A research team at Worcester Polytechnic Institute (WPI) has developed a revolutionary, light-activated semiconductor nanocomposite material that can be used...

Im Focus: Diamonds aren't forever: Sandia, Harvard team create first quantum computer bridge

By forcefully embedding two silicon atoms in a diamond matrix, Sandia researchers have demonstrated for the first time on a single chip all the components needed to create a quantum bridge to link quantum computers together.

"People have already built small quantum computers," says Sandia researcher Ryan Camacho. "Maybe the first useful one won't be a single giant quantum computer...

Im Focus: New Products - Highlights of COMPAMED 2016

COMPAMED has become the leading international marketplace for suppliers of medical manufacturing. The trade fair, which takes place every November and is co-located to MEDICA in Dusseldorf, has been steadily growing over the past years and shows that medical technology remains a rapidly growing market.

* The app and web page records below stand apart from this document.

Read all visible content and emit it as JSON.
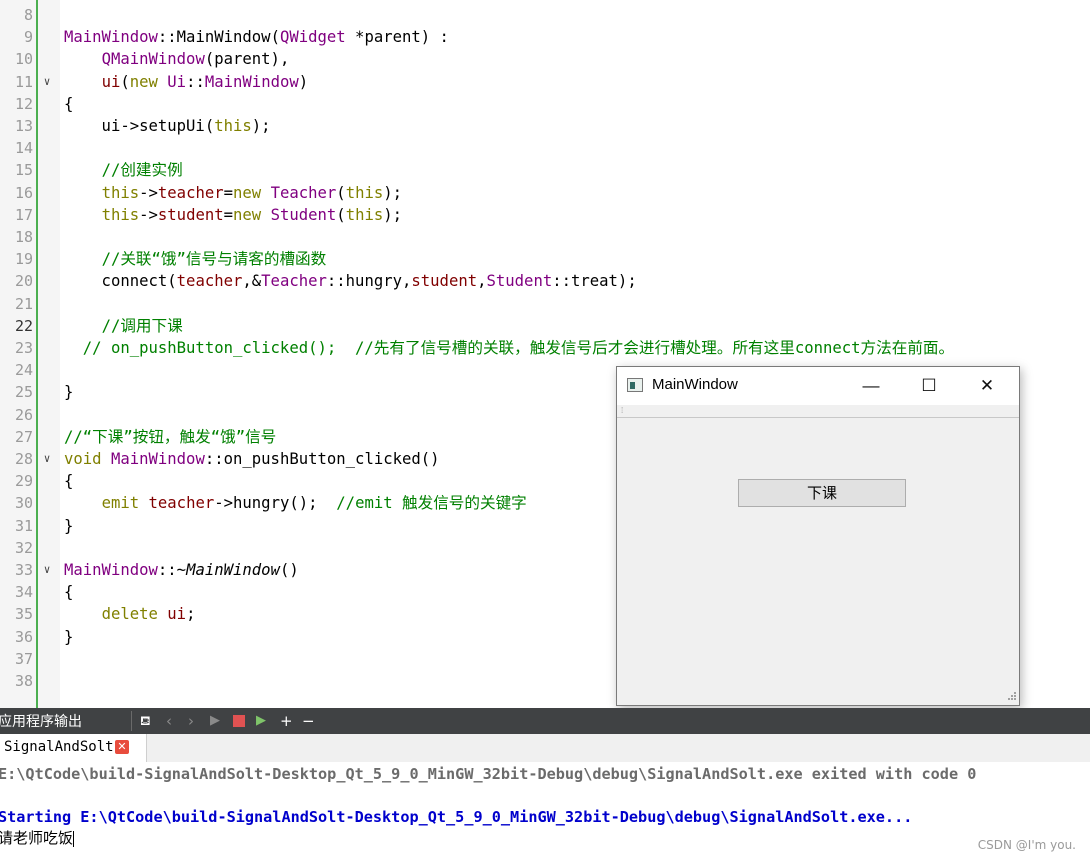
{
  "editor": {
    "lines": [
      {
        "n": "8",
        "current": false,
        "fold": false,
        "segments": []
      },
      {
        "n": "9",
        "current": false,
        "fold": false,
        "segments": [
          {
            "t": "MainWindow",
            "c": "t"
          },
          {
            "t": "::",
            "c": ""
          },
          {
            "t": "MainWindow",
            "c": ""
          },
          {
            "t": "(",
            "c": ""
          },
          {
            "t": "QWidget",
            "c": "t"
          },
          {
            "t": " *parent) :",
            "c": ""
          }
        ]
      },
      {
        "n": "10",
        "current": false,
        "fold": false,
        "segments": [
          {
            "t": "    ",
            "c": ""
          },
          {
            "t": "QMainWindow",
            "c": "t"
          },
          {
            "t": "(parent),",
            "c": ""
          }
        ]
      },
      {
        "n": "11",
        "current": false,
        "fold": true,
        "segments": [
          {
            "t": "    ",
            "c": ""
          },
          {
            "t": "ui",
            "c": "m"
          },
          {
            "t": "(",
            "c": ""
          },
          {
            "t": "new",
            "c": "k"
          },
          {
            "t": " ",
            "c": ""
          },
          {
            "t": "Ui",
            "c": "t"
          },
          {
            "t": "::",
            "c": ""
          },
          {
            "t": "MainWindow",
            "c": "t"
          },
          {
            "t": ")",
            "c": ""
          }
        ]
      },
      {
        "n": "12",
        "current": false,
        "fold": false,
        "segments": [
          {
            "t": "{",
            "c": ""
          }
        ]
      },
      {
        "n": "13",
        "current": false,
        "fold": false,
        "segments": [
          {
            "t": "    ui->setupUi(",
            "c": ""
          },
          {
            "t": "this",
            "c": "k"
          },
          {
            "t": ");",
            "c": ""
          }
        ]
      },
      {
        "n": "14",
        "current": false,
        "fold": false,
        "segments": []
      },
      {
        "n": "15",
        "current": false,
        "fold": false,
        "segments": [
          {
            "t": "    ",
            "c": ""
          },
          {
            "t": "//创建实例",
            "c": "c"
          }
        ]
      },
      {
        "n": "16",
        "current": false,
        "fold": false,
        "segments": [
          {
            "t": "    ",
            "c": ""
          },
          {
            "t": "this",
            "c": "k"
          },
          {
            "t": "->",
            "c": ""
          },
          {
            "t": "teacher",
            "c": "m"
          },
          {
            "t": "=",
            "c": ""
          },
          {
            "t": "new",
            "c": "k"
          },
          {
            "t": " ",
            "c": ""
          },
          {
            "t": "Teacher",
            "c": "t"
          },
          {
            "t": "(",
            "c": ""
          },
          {
            "t": "this",
            "c": "k"
          },
          {
            "t": ");",
            "c": ""
          }
        ]
      },
      {
        "n": "17",
        "current": false,
        "fold": false,
        "segments": [
          {
            "t": "    ",
            "c": ""
          },
          {
            "t": "this",
            "c": "k"
          },
          {
            "t": "->",
            "c": ""
          },
          {
            "t": "student",
            "c": "m"
          },
          {
            "t": "=",
            "c": ""
          },
          {
            "t": "new",
            "c": "k"
          },
          {
            "t": " ",
            "c": ""
          },
          {
            "t": "Student",
            "c": "t"
          },
          {
            "t": "(",
            "c": ""
          },
          {
            "t": "this",
            "c": "k"
          },
          {
            "t": ");",
            "c": ""
          }
        ]
      },
      {
        "n": "18",
        "current": false,
        "fold": false,
        "segments": []
      },
      {
        "n": "19",
        "current": false,
        "fold": false,
        "segments": [
          {
            "t": "    ",
            "c": ""
          },
          {
            "t": "//关联“饿”信号与请客的槽函数",
            "c": "c"
          }
        ]
      },
      {
        "n": "20",
        "current": false,
        "fold": false,
        "segments": [
          {
            "t": "    connect(",
            "c": ""
          },
          {
            "t": "teacher",
            "c": "m"
          },
          {
            "t": ",&",
            "c": ""
          },
          {
            "t": "Teacher",
            "c": "t"
          },
          {
            "t": "::hungry,",
            "c": ""
          },
          {
            "t": "student",
            "c": "m"
          },
          {
            "t": ",",
            "c": ""
          },
          {
            "t": "Student",
            "c": "t"
          },
          {
            "t": "::treat);",
            "c": ""
          }
        ]
      },
      {
        "n": "21",
        "current": false,
        "fold": false,
        "segments": []
      },
      {
        "n": "22",
        "current": true,
        "fold": false,
        "segments": [
          {
            "t": "    ",
            "c": ""
          },
          {
            "t": "//调用下课",
            "c": "c"
          }
        ]
      },
      {
        "n": "23",
        "current": false,
        "fold": false,
        "segments": [
          {
            "t": "  // on_pushButton_clicked();  //先有了信号槽的关联，触发信号后才会进行槽处理。所有这里connect方法在前面。",
            "c": "c"
          }
        ]
      },
      {
        "n": "24",
        "current": false,
        "fold": false,
        "segments": []
      },
      {
        "n": "25",
        "current": false,
        "fold": false,
        "segments": [
          {
            "t": "}",
            "c": ""
          }
        ]
      },
      {
        "n": "26",
        "current": false,
        "fold": false,
        "segments": []
      },
      {
        "n": "27",
        "current": false,
        "fold": false,
        "segments": [
          {
            "t": "//“下课”按钮，触发“饿”信号",
            "c": "c"
          }
        ]
      },
      {
        "n": "28",
        "current": false,
        "fold": true,
        "segments": [
          {
            "t": "void",
            "c": "k"
          },
          {
            "t": " ",
            "c": ""
          },
          {
            "t": "MainWindow",
            "c": "t"
          },
          {
            "t": "::on_pushButton_clicked()",
            "c": ""
          }
        ]
      },
      {
        "n": "29",
        "current": false,
        "fold": false,
        "segments": [
          {
            "t": "{",
            "c": ""
          }
        ]
      },
      {
        "n": "30",
        "current": false,
        "fold": false,
        "segments": [
          {
            "t": "    ",
            "c": ""
          },
          {
            "t": "emit",
            "c": "k"
          },
          {
            "t": " ",
            "c": ""
          },
          {
            "t": "teacher",
            "c": "m"
          },
          {
            "t": "->hungry();  ",
            "c": ""
          },
          {
            "t": "//emit 触发信号的关键字",
            "c": "c"
          }
        ]
      },
      {
        "n": "31",
        "current": false,
        "fold": false,
        "segments": [
          {
            "t": "}",
            "c": ""
          }
        ]
      },
      {
        "n": "32",
        "current": false,
        "fold": false,
        "segments": []
      },
      {
        "n": "33",
        "current": false,
        "fold": true,
        "segments": [
          {
            "t": "MainWindow",
            "c": "t"
          },
          {
            "t": "::~",
            "c": ""
          },
          {
            "t": "MainWindow",
            "c": "i"
          },
          {
            "t": "()",
            "c": ""
          }
        ]
      },
      {
        "n": "34",
        "current": false,
        "fold": false,
        "segments": [
          {
            "t": "{",
            "c": ""
          }
        ]
      },
      {
        "n": "35",
        "current": false,
        "fold": false,
        "segments": [
          {
            "t": "    ",
            "c": ""
          },
          {
            "t": "delete",
            "c": "k"
          },
          {
            "t": " ",
            "c": ""
          },
          {
            "t": "ui",
            "c": "m"
          },
          {
            "t": ";",
            "c": ""
          }
        ]
      },
      {
        "n": "36",
        "current": false,
        "fold": false,
        "segments": [
          {
            "t": "}",
            "c": ""
          }
        ]
      },
      {
        "n": "37",
        "current": false,
        "fold": false,
        "segments": []
      },
      {
        "n": "38",
        "current": false,
        "fold": false,
        "segments": []
      }
    ]
  },
  "window": {
    "title": "MainWindow",
    "minimize_glyph": "—",
    "maximize_glyph": "☐",
    "close_glyph": "✕",
    "button_label": "下课"
  },
  "panel": {
    "title": "应用程序输出",
    "tab_label": "SignalAndSolt",
    "tab_close_glyph": "✕",
    "toolbar_icons": [
      "pin-icon",
      "prev-icon",
      "next-icon",
      "run-icon",
      "stop-icon",
      "rerun-icon",
      "add-icon",
      "remove-icon"
    ]
  },
  "output": {
    "line1": "E:\\QtCode\\build-SignalAndSolt-Desktop_Qt_5_9_0_MinGW_32bit-Debug\\debug\\SignalAndSolt.exe exited with code 0",
    "line2": "Starting E:\\QtCode\\build-SignalAndSolt-Desktop_Qt_5_9_0_MinGW_32bit-Debug\\debug\\SignalAndSolt.exe...",
    "line3": "请老师吃饭"
  },
  "watermark": "CSDN @I'm you."
}
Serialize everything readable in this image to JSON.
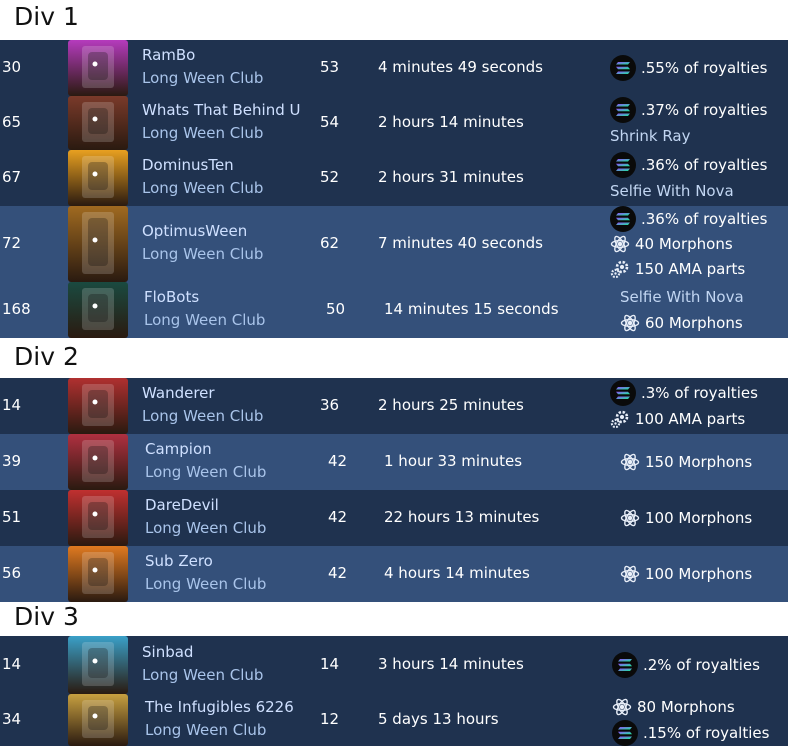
{
  "divisions": [
    {
      "title": "Div 1",
      "rows": [
        {
          "rank": "30",
          "name": "RamBo",
          "club": "Long Ween Club",
          "score": "53",
          "time": "4 minutes 49 seconds",
          "avatar_color": "#b53bbd",
          "rewards": [
            {
              "icon": "solana-icon",
              "text": ".55% of royalties"
            }
          ]
        },
        {
          "rank": "65",
          "name": "Whats That Behind U",
          "club": "Long Ween Club",
          "score": "54",
          "time": "2 hours 14 minutes",
          "avatar_color": "#7a3a2a",
          "rewards": [
            {
              "icon": "solana-icon",
              "text": ".37% of royalties"
            },
            {
              "icon": "",
              "text": "Shrink Ray"
            }
          ]
        },
        {
          "rank": "67",
          "name": "DominusTen",
          "club": "Long Ween Club",
          "score": "52",
          "time": "2 hours 31 minutes",
          "avatar_color": "#e8a020",
          "rewards": [
            {
              "icon": "solana-icon",
              "text": ".36% of royalties"
            },
            {
              "icon": "",
              "text": "Selfie With Nova"
            }
          ]
        },
        {
          "rank": "72",
          "name": "OptimusWeen",
          "club": "Long Ween Club",
          "score": "62",
          "time": "7 minutes 40 seconds",
          "avatar_color": "#a06a20",
          "rewards": [
            {
              "icon": "solana-icon",
              "text": ".36% of royalties"
            },
            {
              "icon": "atom-icon",
              "text": "40 Morphons"
            },
            {
              "icon": "gear-icon",
              "text": "150 AMA parts"
            }
          ]
        },
        {
          "rank": "168",
          "name": "FloBots",
          "club": "Long Ween Club",
          "score": "50",
          "time": "14 minutes 15 seconds",
          "avatar_color": "#1a4a40",
          "rewards": [
            {
              "icon": "",
              "text": "Selfie With Nova"
            },
            {
              "icon": "atom-icon",
              "text": "60 Morphons"
            }
          ]
        }
      ]
    },
    {
      "title": "Div 2",
      "rows": [
        {
          "rank": "14",
          "name": "Wanderer",
          "club": "Long Ween Club",
          "score": "36",
          "time": "2 hours 25 minutes",
          "avatar_color": "#b03030",
          "rewards": [
            {
              "icon": "solana-icon",
              "text": ".3% of royalties"
            },
            {
              "icon": "gear-icon",
              "text": "100 AMA parts"
            }
          ]
        },
        {
          "rank": "39",
          "name": "Campion",
          "club": "Long Ween Club",
          "score": "42",
          "time": "1 hour 33 minutes",
          "avatar_color": "#b03040",
          "rewards": [
            {
              "icon": "atom-icon",
              "text": "150 Morphons"
            }
          ]
        },
        {
          "rank": "51",
          "name": "DareDevil",
          "club": "Long Ween Club",
          "score": "42",
          "time": "22 hours 13 minutes",
          "avatar_color": "#c03030",
          "rewards": [
            {
              "icon": "atom-icon",
              "text": "100 Morphons"
            }
          ]
        },
        {
          "rank": "56",
          "name": "Sub Zero",
          "club": "Long Ween Club",
          "score": "42",
          "time": "4 hours 14 minutes",
          "avatar_color": "#e07a20",
          "rewards": [
            {
              "icon": "atom-icon",
              "text": "100 Morphons"
            }
          ]
        }
      ]
    },
    {
      "title": "Div 3",
      "rows": [
        {
          "rank": "14",
          "name": "Sinbad",
          "club": "Long Ween Club",
          "score": "14",
          "time": "3 hours 14 minutes",
          "avatar_color": "#3aa0c8",
          "rewards": [
            {
              "icon": "solana-icon",
              "text": ".2% of royalties"
            }
          ]
        },
        {
          "rank": "34",
          "name": "The Infugibles 6226",
          "club": "Long Ween Club",
          "score": "12",
          "time": "5 days 13 hours",
          "avatar_color": "#c8a040",
          "rewards": [
            {
              "icon": "atom-icon",
              "text": "80 Morphons"
            },
            {
              "icon": "solana-icon",
              "text": ".15% of royalties"
            }
          ]
        }
      ]
    }
  ]
}
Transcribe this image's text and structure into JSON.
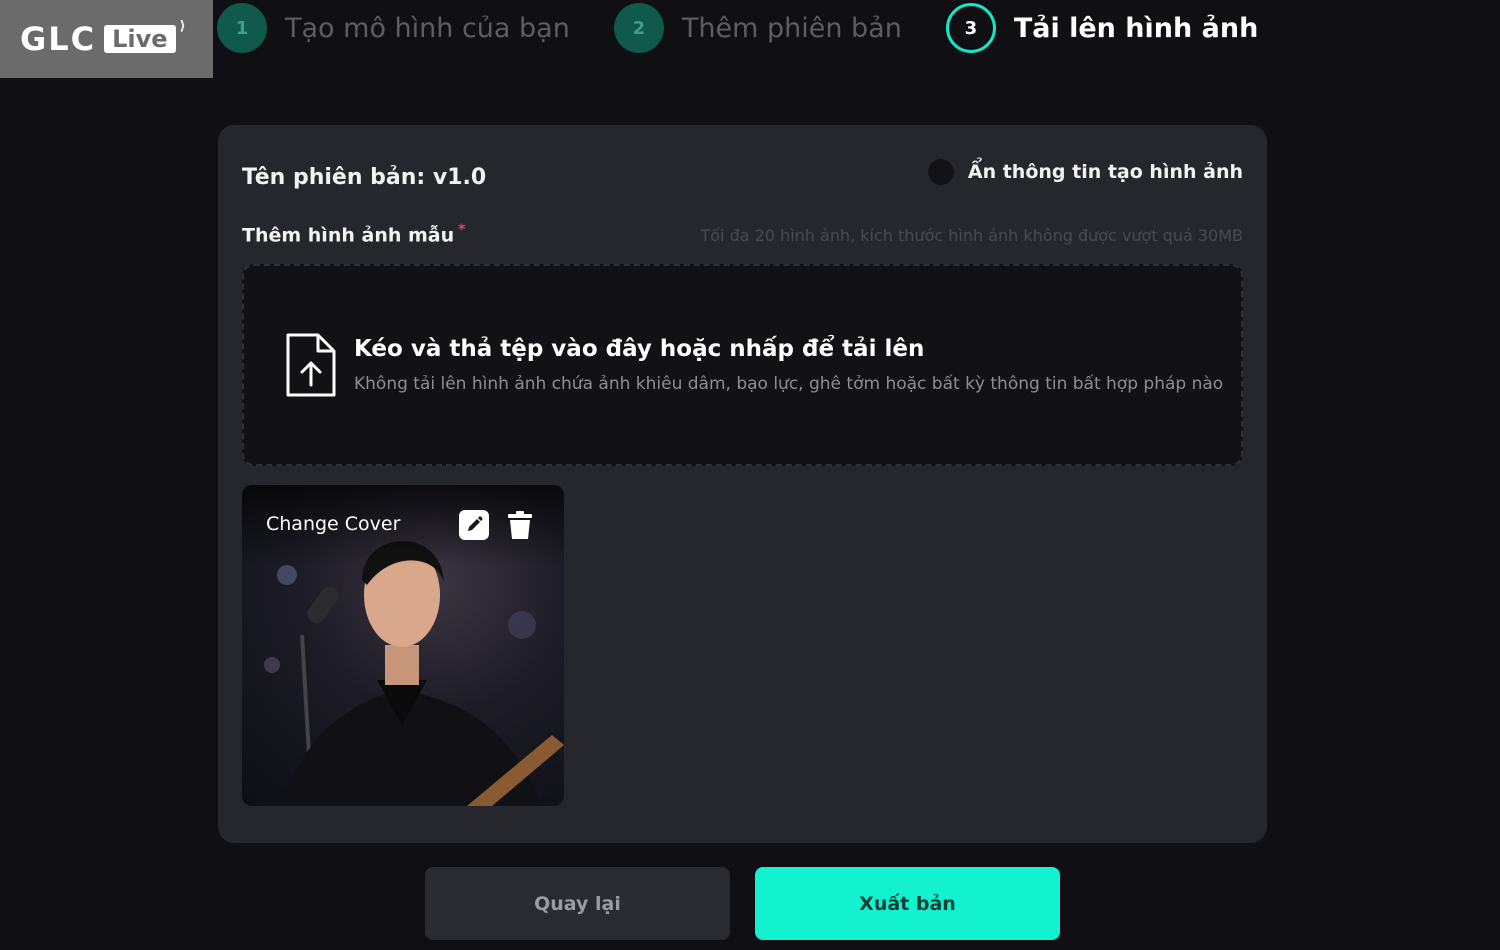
{
  "logo": {
    "text": "GLC",
    "badge": "Live"
  },
  "steps": [
    {
      "number": "1",
      "label": "Tạo mô hình của bạn",
      "state": "done"
    },
    {
      "number": "2",
      "label": "Thêm phiên bản",
      "state": "done"
    },
    {
      "number": "3",
      "label": "Tải lên hình ảnh",
      "state": "active"
    }
  ],
  "card": {
    "version_title": "Tên phiên bản: v1.0",
    "hide_toggle_label": "Ẩn thông tin tạo hình ảnh",
    "hide_toggle_on": false,
    "sample_label": "Thêm hình ảnh mẫu",
    "required_mark": "*",
    "limit_hint": "Tối đa 20 hình ảnh, kích thước hình ảnh không được vượt quá 30MB",
    "dropzone": {
      "icon": "file-upload-icon",
      "title": "Kéo và thả tệp vào đây hoặc nhấp để tải lên",
      "subtitle": "Không tải lên hình ảnh chứa ảnh khiêu dâm, bạo lực, ghê tởm hoặc bất kỳ thông tin bất hợp pháp nào"
    },
    "thumbnail": {
      "change_cover": "Change Cover",
      "edit_icon": "edit-icon",
      "delete_icon": "trash-icon"
    }
  },
  "buttons": {
    "back": "Quay lại",
    "publish": "Xuất bản"
  },
  "colors": {
    "accent": "#12f2cf",
    "background": "#101014",
    "card": "#26262d"
  }
}
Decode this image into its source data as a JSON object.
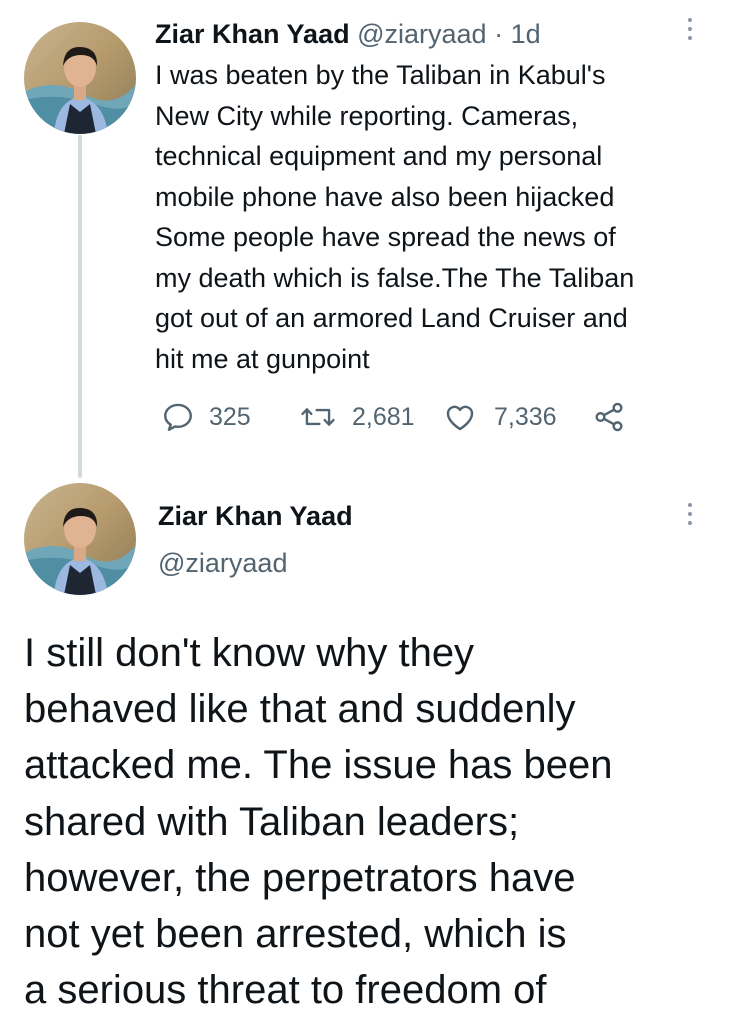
{
  "tweet1": {
    "author_name": "Ziar Khan Yaad",
    "author_handle": "@ziaryaad",
    "separator": "·",
    "time": "1d",
    "text": "I was beaten by the Taliban in Kabul's\nNew City while reporting. Cameras,\ntechnical equipment and my personal\nmobile phone have also been hijacked\nSome people have spread the news of\nmy death which is false.The The Taliban\ngot out of an armored Land Cruiser and\nhit me at gunpoint",
    "replies": "325",
    "retweets": "2,681",
    "likes": "7,336"
  },
  "tweet2": {
    "author_name": "Ziar Khan Yaad",
    "author_handle": "@ziaryaad",
    "text": "I still don't know why they\nbehaved like that and suddenly\nattacked me. The issue has been\nshared with Taliban leaders;\nhowever, the perpetrators have\nnot yet been arrested, which is\na serious threat to freedom of"
  },
  "icons": {
    "reply": "reply-icon",
    "retweet": "retweet-icon",
    "like": "like-icon",
    "share": "share-icon",
    "more": "more-icon"
  },
  "colors": {
    "text": "#0f1419",
    "secondary": "#536471",
    "thread_line": "#cfd9de"
  }
}
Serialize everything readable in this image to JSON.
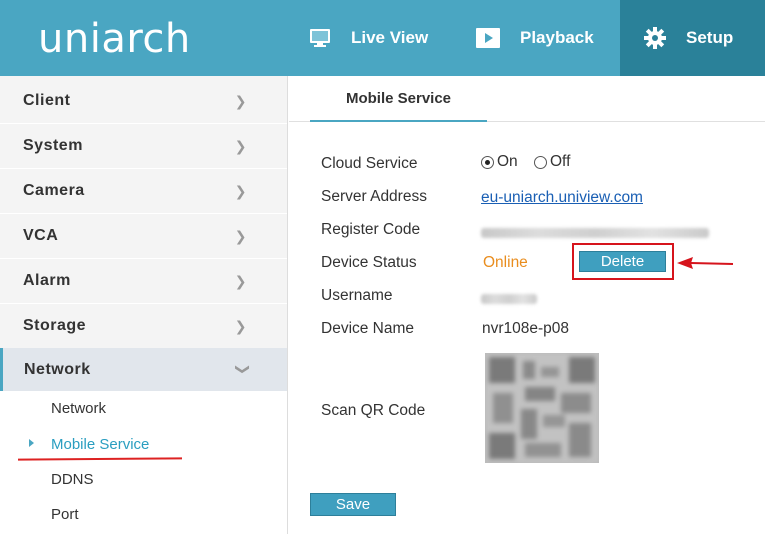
{
  "brand": {
    "logo_text": "uniarch"
  },
  "topnav": {
    "live_view": "Live View",
    "playback": "Playback",
    "setup": "Setup"
  },
  "sidebar": {
    "items": [
      {
        "label": "Client"
      },
      {
        "label": "System"
      },
      {
        "label": "Camera"
      },
      {
        "label": "VCA"
      },
      {
        "label": "Alarm"
      },
      {
        "label": "Storage"
      },
      {
        "label": "Network"
      }
    ],
    "sub_items": [
      {
        "label": "Network"
      },
      {
        "label": "Mobile Service"
      },
      {
        "label": "DDNS"
      },
      {
        "label": "Port"
      }
    ]
  },
  "main": {
    "tab": "Mobile Service",
    "fields": {
      "cloud_service_label": "Cloud Service",
      "cloud_on": "On",
      "cloud_off": "Off",
      "cloud_selected": "On",
      "server_address_label": "Server Address",
      "server_address_value": "eu-uniarch.uniview.com",
      "register_code_label": "Register Code",
      "device_status_label": "Device Status",
      "device_status_value": "Online",
      "delete_label": "Delete",
      "username_label": "Username",
      "device_name_label": "Device Name",
      "device_name_value": "nvr108e-p08",
      "scan_qr_label": "Scan QR Code"
    },
    "save_label": "Save"
  },
  "colors": {
    "header": "#4aa6c2",
    "header_active": "#2a8199",
    "accent": "#3f9fbf",
    "online": "#e98d1e",
    "annotation": "#d6141c"
  }
}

In 2016, the joint pavilion by the IVAM Microtechnology Network, the Product Market “High-tech for Medical Devices”, will be located in Hall 8a again and will...

Im Focus: Ultra-thin ferroelectric material for next-generation electronics

'Ferroelectric' materials can switch between different states of electrical polarization in response to an external electric field. This flexibility means they show promise for many applications, for example in electronic devices and computer memory. Current ferroelectric materials are highly valued for their thermal and chemical stability and rapid electro-mechanical responses, but creating a material that is scalable down to the tiny sizes needed for technologies like silicon-based semiconductors (Si-based CMOS) has proven challenging.

Now, Hiroshi Funakubo and co-workers at the Tokyo Institute of Technology, in collaboration with researchers across Japan, have conducted experiments to...

All Focus news of the innovation-report >>>



Event News

#IC2S2: When Social Science meets Computer Science - GESIS will host the IC2S2 conference 2017

14.10.2016 | Event News

Agricultural Trade Developments and Potentials in Central Asia and the South Caucasus

14.10.2016 | Event News

World Health Summit – Day Three: A Call to Action

12.10.2016 | Event News

Latest News

Resolving the mystery of preeclampsia

21.10.2016 | Health and Medicine

Stanford researchers create new special-purpose computer that may someday save us billions

21.10.2016 | Information Technology

From ancient fossils to future cars

21.10.2016 | Materials Sciences

More VideoLinks >>>